Provide the count of lines below that include the word "file", without any accompanying remarks.

> SUPPLIED RECORDS
----------------
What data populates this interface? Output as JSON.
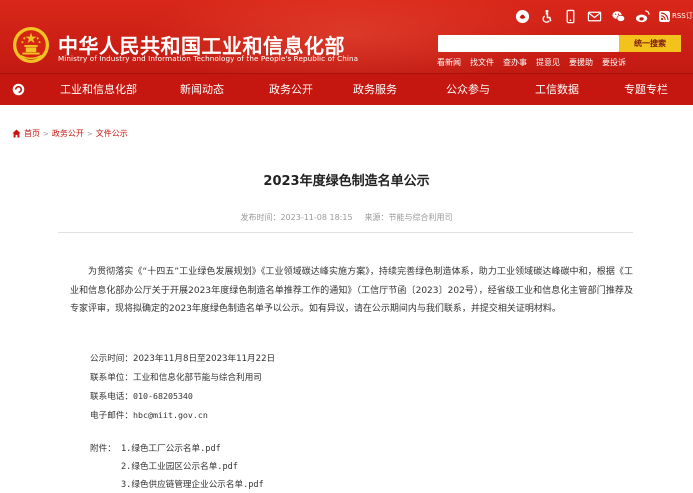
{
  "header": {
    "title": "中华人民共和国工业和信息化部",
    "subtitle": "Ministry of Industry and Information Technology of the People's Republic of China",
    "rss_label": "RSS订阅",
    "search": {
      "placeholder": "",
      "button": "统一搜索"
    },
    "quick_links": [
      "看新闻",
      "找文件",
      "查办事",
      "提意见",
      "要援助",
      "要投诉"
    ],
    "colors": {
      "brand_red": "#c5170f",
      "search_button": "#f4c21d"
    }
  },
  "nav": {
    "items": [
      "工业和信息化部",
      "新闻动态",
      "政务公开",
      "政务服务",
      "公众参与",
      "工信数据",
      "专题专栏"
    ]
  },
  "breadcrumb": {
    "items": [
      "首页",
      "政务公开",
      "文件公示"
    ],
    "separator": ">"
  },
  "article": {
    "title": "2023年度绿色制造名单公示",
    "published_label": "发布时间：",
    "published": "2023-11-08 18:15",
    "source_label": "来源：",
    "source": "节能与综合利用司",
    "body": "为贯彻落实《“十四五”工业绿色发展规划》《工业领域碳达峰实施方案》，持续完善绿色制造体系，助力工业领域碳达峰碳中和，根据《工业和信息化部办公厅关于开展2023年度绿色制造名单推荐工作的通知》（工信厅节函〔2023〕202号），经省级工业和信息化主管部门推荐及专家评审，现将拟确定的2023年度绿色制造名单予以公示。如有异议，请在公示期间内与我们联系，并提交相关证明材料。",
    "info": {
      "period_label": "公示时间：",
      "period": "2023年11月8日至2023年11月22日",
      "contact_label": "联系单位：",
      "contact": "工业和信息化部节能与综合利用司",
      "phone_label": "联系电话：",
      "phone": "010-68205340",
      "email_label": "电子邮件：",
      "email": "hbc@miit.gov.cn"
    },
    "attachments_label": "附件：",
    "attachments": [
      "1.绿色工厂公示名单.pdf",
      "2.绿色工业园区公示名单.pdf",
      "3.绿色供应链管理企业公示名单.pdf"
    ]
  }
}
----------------
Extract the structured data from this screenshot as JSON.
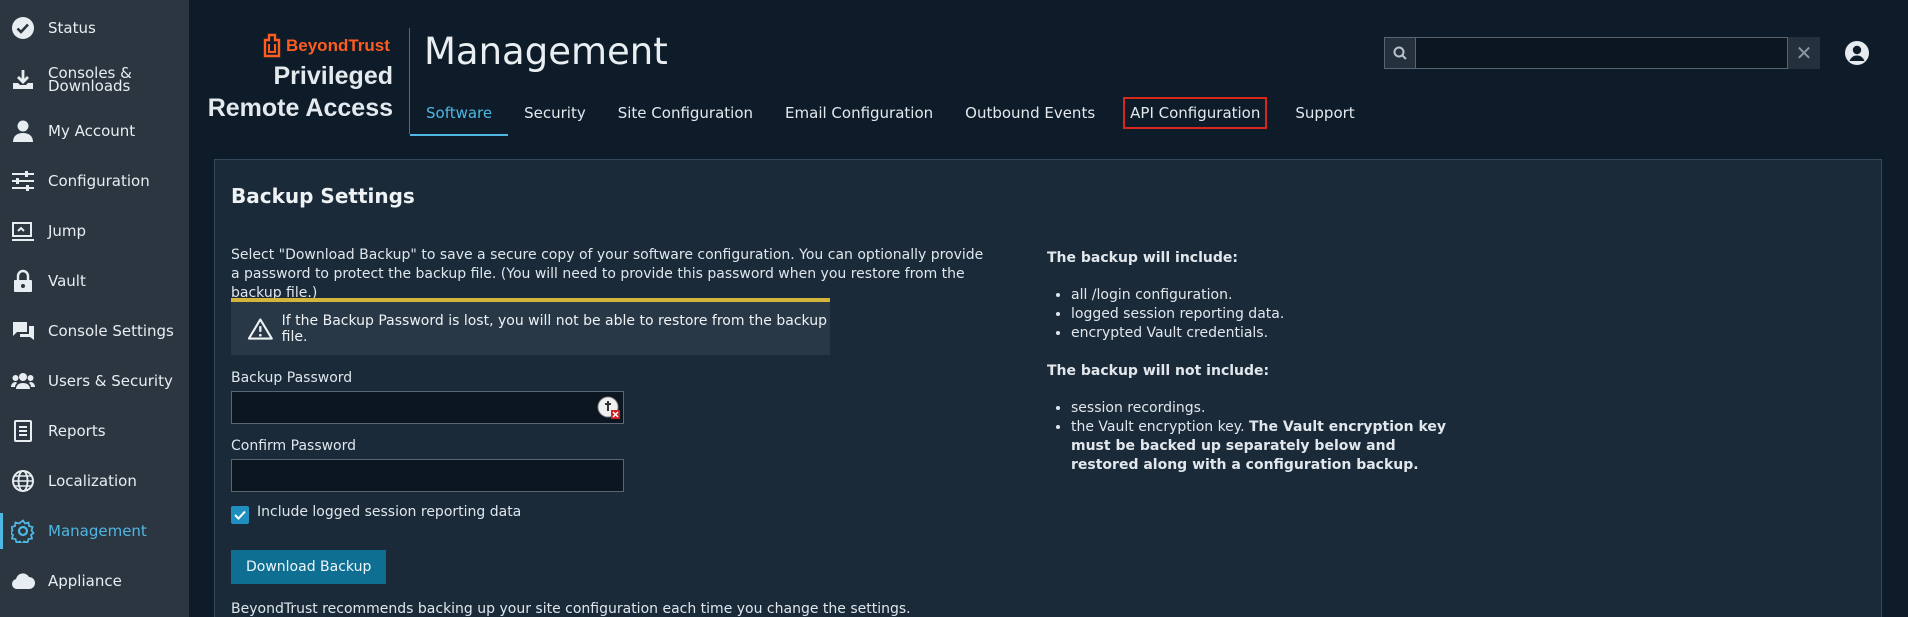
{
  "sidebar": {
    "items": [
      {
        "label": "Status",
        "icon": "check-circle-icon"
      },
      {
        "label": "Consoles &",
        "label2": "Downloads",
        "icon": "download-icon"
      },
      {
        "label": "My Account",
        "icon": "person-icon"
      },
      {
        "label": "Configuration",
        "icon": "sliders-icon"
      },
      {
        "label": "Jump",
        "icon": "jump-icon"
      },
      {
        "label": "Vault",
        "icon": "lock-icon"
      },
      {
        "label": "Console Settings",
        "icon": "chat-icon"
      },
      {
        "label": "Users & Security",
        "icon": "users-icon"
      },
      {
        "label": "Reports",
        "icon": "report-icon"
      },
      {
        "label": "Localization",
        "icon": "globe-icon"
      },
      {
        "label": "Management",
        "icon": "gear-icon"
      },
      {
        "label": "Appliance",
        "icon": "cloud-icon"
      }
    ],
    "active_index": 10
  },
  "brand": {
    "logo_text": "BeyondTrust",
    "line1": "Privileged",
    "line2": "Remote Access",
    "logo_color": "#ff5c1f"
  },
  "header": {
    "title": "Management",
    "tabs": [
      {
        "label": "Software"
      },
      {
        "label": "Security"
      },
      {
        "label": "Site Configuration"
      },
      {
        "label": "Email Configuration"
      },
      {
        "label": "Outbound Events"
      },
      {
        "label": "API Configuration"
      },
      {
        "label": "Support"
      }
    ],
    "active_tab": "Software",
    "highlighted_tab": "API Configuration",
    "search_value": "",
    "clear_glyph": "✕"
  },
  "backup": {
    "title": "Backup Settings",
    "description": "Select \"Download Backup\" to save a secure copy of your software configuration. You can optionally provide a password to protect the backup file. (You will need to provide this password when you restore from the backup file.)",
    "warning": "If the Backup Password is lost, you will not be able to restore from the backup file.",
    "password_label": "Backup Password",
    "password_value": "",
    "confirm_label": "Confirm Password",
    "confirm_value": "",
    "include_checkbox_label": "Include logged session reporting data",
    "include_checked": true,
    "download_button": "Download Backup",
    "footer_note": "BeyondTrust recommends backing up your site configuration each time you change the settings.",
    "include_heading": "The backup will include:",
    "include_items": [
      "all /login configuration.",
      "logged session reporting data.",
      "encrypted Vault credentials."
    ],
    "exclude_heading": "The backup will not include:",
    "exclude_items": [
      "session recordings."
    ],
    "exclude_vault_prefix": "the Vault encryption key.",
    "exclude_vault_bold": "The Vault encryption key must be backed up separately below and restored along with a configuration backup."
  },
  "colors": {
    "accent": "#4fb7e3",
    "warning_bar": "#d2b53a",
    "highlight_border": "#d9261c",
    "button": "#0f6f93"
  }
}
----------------
> OUTPUT OF THE TASK
2